- Investing in yourself means so much more than hiring a high-end coach. Shortly after I went full time in my business, I met a high-end coach at a networking event. I was struggling and she reached out to me. We had several conversations, during which she tried to sell me on her services and I resisted. Why? Honestly, I was more worried about paying the rent and putting food on the table. She told me, in no uncertain terms, that if I didn’t hire her (at about $2,500—that I didn’t have—for one intensive session), my business would flop. Well, I didn’t hire her. And I’m still in business, three years later. Let me be clear: I DID hire a coach. And I hope you read all about that experience. But it didn’t cost me two months of rent, or my daughter’s clothing budget for the next five years. In the process, I also learned that I can invest in myself in other ways. I now take at least 30 minutes a day for personal development, reading a motivational book away from my computer. I also invest time in networking, both online and in person, so I can meet other like-minded business owners for collaboration and referrals. Over the years, I’ve taken online courses that have helped me move my business forward in ways I never would have been able to do on my own. And I’ve also gained a few new friends and collaboration partners who have offered the emotional and professional support I need. I don’t have to fork over a ton of cash for something that doesn’t feel right to you.
Investing in yourself means taking the time to do what works for you and your business.
- Value Yourself. When I first started, I was pretty desperate to make sure I built a client list and made an income. As a result, I offered my services for well below value. Giving your time away for free (or cheap) results in a lot of resentment and way too many hours in front of the computer. And when you’re in a place of resentment, you’re not doing your best work.I no longer discount my services (because that would mean discounting my time) and I only take on projects I know I’m going to love. It’s not worth it for me or my potential client to take something on that I won’t love doing.
My time and my life are a priority and when someone asks me to discount that value, I know they’re not right for me.

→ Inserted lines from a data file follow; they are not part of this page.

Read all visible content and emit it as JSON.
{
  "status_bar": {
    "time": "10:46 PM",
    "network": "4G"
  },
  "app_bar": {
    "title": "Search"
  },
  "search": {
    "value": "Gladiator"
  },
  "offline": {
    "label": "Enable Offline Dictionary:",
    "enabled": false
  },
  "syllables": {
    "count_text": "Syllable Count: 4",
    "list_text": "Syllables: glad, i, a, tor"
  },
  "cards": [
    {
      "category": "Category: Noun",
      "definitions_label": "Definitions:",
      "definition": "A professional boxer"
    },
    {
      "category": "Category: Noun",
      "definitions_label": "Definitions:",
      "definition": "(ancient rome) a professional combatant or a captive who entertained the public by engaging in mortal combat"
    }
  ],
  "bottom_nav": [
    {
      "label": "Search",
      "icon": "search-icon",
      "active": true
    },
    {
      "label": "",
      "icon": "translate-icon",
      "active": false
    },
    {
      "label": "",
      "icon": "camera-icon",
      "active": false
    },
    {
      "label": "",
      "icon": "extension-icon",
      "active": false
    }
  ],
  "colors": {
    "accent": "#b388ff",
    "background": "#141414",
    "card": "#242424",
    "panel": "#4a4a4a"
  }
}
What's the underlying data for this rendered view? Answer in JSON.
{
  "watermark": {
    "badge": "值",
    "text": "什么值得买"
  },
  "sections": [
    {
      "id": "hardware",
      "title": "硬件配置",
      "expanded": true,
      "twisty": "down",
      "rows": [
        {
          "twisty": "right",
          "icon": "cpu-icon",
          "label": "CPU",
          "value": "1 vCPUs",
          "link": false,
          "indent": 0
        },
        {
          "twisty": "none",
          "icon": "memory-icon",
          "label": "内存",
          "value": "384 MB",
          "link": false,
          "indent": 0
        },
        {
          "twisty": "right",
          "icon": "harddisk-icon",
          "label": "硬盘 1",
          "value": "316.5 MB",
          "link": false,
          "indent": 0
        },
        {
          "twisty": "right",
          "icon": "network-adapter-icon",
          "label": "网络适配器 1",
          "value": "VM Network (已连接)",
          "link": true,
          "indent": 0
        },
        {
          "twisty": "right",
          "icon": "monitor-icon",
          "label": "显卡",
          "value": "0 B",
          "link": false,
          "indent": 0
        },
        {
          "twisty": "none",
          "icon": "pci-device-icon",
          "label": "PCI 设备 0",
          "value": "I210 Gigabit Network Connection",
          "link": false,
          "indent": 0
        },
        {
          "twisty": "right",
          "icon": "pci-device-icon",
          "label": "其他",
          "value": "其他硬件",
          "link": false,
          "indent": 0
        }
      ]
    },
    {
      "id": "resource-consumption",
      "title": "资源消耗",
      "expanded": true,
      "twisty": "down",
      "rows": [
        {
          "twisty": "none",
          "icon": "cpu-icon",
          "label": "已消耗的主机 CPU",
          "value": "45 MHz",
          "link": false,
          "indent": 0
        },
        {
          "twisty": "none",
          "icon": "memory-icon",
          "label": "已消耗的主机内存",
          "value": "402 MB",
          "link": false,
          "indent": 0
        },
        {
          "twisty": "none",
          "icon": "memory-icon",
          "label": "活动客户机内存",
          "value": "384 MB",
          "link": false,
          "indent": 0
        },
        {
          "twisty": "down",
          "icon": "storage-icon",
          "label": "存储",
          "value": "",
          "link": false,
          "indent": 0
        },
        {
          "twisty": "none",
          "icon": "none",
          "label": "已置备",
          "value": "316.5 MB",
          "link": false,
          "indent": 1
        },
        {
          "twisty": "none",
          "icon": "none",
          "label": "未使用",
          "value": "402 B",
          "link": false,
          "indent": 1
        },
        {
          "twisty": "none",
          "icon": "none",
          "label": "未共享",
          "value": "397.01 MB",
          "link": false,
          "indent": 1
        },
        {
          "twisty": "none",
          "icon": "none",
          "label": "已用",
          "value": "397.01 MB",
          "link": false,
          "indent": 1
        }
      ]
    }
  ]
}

- Not everyone will understand. If you’ve quit your full-time job to start your own business, you likely had some baffled friends and family members when you announced your intentions. I know I did. No matter what you do or say, not everyone will understand why you made the choice you did or how you run your business. That’s okay. And that’s why making connections with other like-minded individuals is so important. The people you connect with are vital to the success of your business. Find out where your ideal client hangs out and connect with them. That’s where you’ll find accountability partners and mastermind groups that will help you move your business forward.
The people who understand where you’re coming from are the same people who will help you grow your business.
- I’m on the right path. After school, my daughter usually comes into my home office to chat for a bit. She tells me about her day or the books she’s been reading. One day as we were talking, she said, “Mom, you’re so much nicer now than you were when you were teaching. You’re less crabby.” I take that as a huge win. I was not a nice person when I left the house every day to teach a room full of kids. I was overwhelmed with a lack of time to do what I truly wanted to do and an overload of responsibilities. I blame the fact that I was freelance writing in the evenings to make ends meet. But I also didn’t truly enjoy teaching as a teacher should. I am so much happier (and nicer) today than I was back then. Just ask the friends I used to teach with!
While some days (and weeks and months) I just feel “off,” I know that I’m on the right path and doing exactly what I am supposed to be doing.